Mixed martial artist Max Kolding of Marble Falls

Mixed martial artist Max Kolding of Marble Falls poses with the swords he won for first place in a National American Grappling Association tournament and two Texas Catch Wrestling Coalition awards. Staff photo by Jennifer Fierro

Diagnosed with Asperger’s syndrome, Max Kolding used to prefer staying in the background. Now, the once-shy 8-year-old lives a more social life thanks to combat sports.

The Live Oak Leadership Academy third-grader practices and competes in mixed martial arts, Texas catch wrestling, and Jiu Jitsu with the support of his mother and stepfather, Ashley and Isaac Villela. 

“His social skills weren’t there,” Ashley said of Max before he became involved in the sports. 

Asperger’s is on the autism spectrum, and people with the syndrome often have difficulty with social interactions and personal relationships. 

When Ashley and Isaac married four years ago, the couple blended their two families into one, which now includes nine children. For a child with Asperger’s, who often needs structure and a routine, being part of a large family can be challenging. On top of that, Max and Isaac struggled at first in their relationship, common for step-parents and stepchildren. 

But they developed a bond on the mat.

Ashley and Isaac own and operate Caged Boxer Mixed Martial Arts, 1510 U.S. 281 North in Marble Falls. Ashley, a Jiu Jitsu practitioner, teaches the children’s class. Isaac coaches athletes for competitions. 

Max turned his attention to mixed martial arts about two years ago, and with Isaac as his coach, strengthened his relationship with his stepfather. 

At 8 years old, Max has begun to make a name for himself in combat sports. He won the Grapple at the Ghost show in Corpus Christi on Feb. 12-13 to remain unbeaten, adding that honor to the two Texas Catch Wrestling Coalition awards he previously earned.

“It’s just fun,” Max said about the sports. “I like wrestling with people.”

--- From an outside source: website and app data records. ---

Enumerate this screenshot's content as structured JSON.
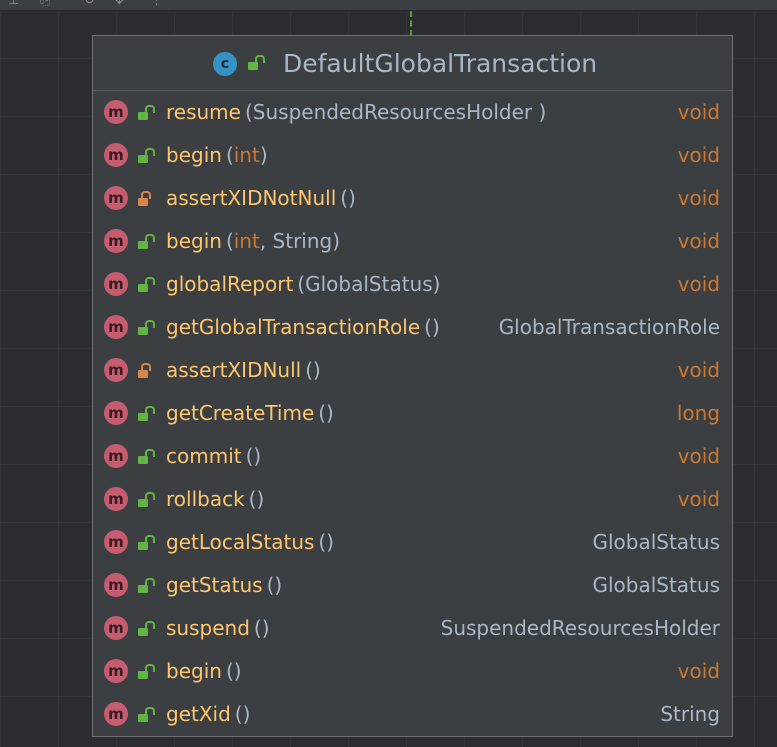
{
  "diagram": {
    "class_icon_letter": "c",
    "class_name": "DefaultGlobalTransaction",
    "method_icon_letter": "m",
    "colors": {
      "method_name": "#ffc66d",
      "primitive_type": "#cc7832",
      "object_type": "#a9b7c6",
      "public_lock": "#62b543",
      "private_lock": "#d9864e",
      "method_icon": "#c65c70",
      "class_icon": "#3592c4"
    },
    "methods": [
      {
        "name": "resume",
        "open": "(",
        "params": [
          {
            "type": "SuspendedResourcesHolder",
            "primitive": false
          }
        ],
        "close": " )",
        "return_type": "void",
        "return_primitive": true,
        "visibility": "public"
      },
      {
        "name": "begin",
        "open": "(",
        "params": [
          {
            "type": "int",
            "primitive": true
          }
        ],
        "close": ")",
        "return_type": "void",
        "return_primitive": true,
        "visibility": "public"
      },
      {
        "name": "assertXIDNotNull",
        "open": "()",
        "params": [],
        "close": "",
        "return_type": "void",
        "return_primitive": true,
        "visibility": "private"
      },
      {
        "name": "begin",
        "open": "(",
        "params": [
          {
            "type": "int",
            "primitive": true
          },
          {
            "type": "String",
            "primitive": false
          }
        ],
        "close": ")",
        "return_type": "void",
        "return_primitive": true,
        "visibility": "public"
      },
      {
        "name": "globalReport",
        "open": "(",
        "params": [
          {
            "type": "GlobalStatus",
            "primitive": false
          }
        ],
        "close": ")",
        "return_type": "void",
        "return_primitive": true,
        "visibility": "public"
      },
      {
        "name": "getGlobalTransactionRole",
        "open": "()",
        "params": [],
        "close": "",
        "return_type": "GlobalTransactionRole",
        "return_primitive": false,
        "visibility": "public"
      },
      {
        "name": "assertXIDNull",
        "open": "()",
        "params": [],
        "close": "",
        "return_type": "void",
        "return_primitive": true,
        "visibility": "private"
      },
      {
        "name": "getCreateTime",
        "open": "()",
        "params": [],
        "close": "",
        "return_type": "long",
        "return_primitive": true,
        "visibility": "public"
      },
      {
        "name": "commit",
        "open": "()",
        "params": [],
        "close": "",
        "return_type": "void",
        "return_primitive": true,
        "visibility": "public"
      },
      {
        "name": "rollback",
        "open": "()",
        "params": [],
        "close": "",
        "return_type": "void",
        "return_primitive": true,
        "visibility": "public"
      },
      {
        "name": "getLocalStatus",
        "open": "()",
        "params": [],
        "close": "",
        "return_type": "GlobalStatus",
        "return_primitive": false,
        "visibility": "public"
      },
      {
        "name": "getStatus",
        "open": "()",
        "params": [],
        "close": "",
        "return_type": "GlobalStatus",
        "return_primitive": false,
        "visibility": "public"
      },
      {
        "name": "suspend",
        "open": "()",
        "params": [],
        "close": "",
        "return_type": "SuspendedResourcesHolder",
        "return_primitive": false,
        "visibility": "public"
      },
      {
        "name": "begin",
        "open": "()",
        "params": [],
        "close": "",
        "return_type": "void",
        "return_primitive": true,
        "visibility": "public"
      },
      {
        "name": "getXid",
        "open": "()",
        "params": [],
        "close": "",
        "return_type": "String",
        "return_primitive": false,
        "visibility": "public"
      }
    ]
  }
}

His parents also have watched him transform outside of competitions.

“This has helped him come out of his shell,” Ashley said. “He doesn’t display autism like he used to.”   

Now, Kolding can have conversations with people he doesn’t know and has made more friends, she said. And, he’s built long-lasting relationships with his new family members. 

Max practices under the tutelage of Ashley and Isaac two hours a day at least four days a week at Caged Boxer Mixed Martial Arts. The athletes spend a lot of time training and practicing techniques and developing skills. 

“In class, he is taught how to correctly execute a certain move, where to put his wrists and hands, and if he does what he is shown, he will have accomplished the move,” Ashley said.

The training also gives Max structure and routine and requires attention to detail and strong focus, common characteristics in people with Asperger’s.

“My husband will give Max a set of moves,” Ashley said. “(Max is) very structured. He practices those moves and thrives on structure. It helps him.”

It’s a mix that’s helping Max win on the mat and in life.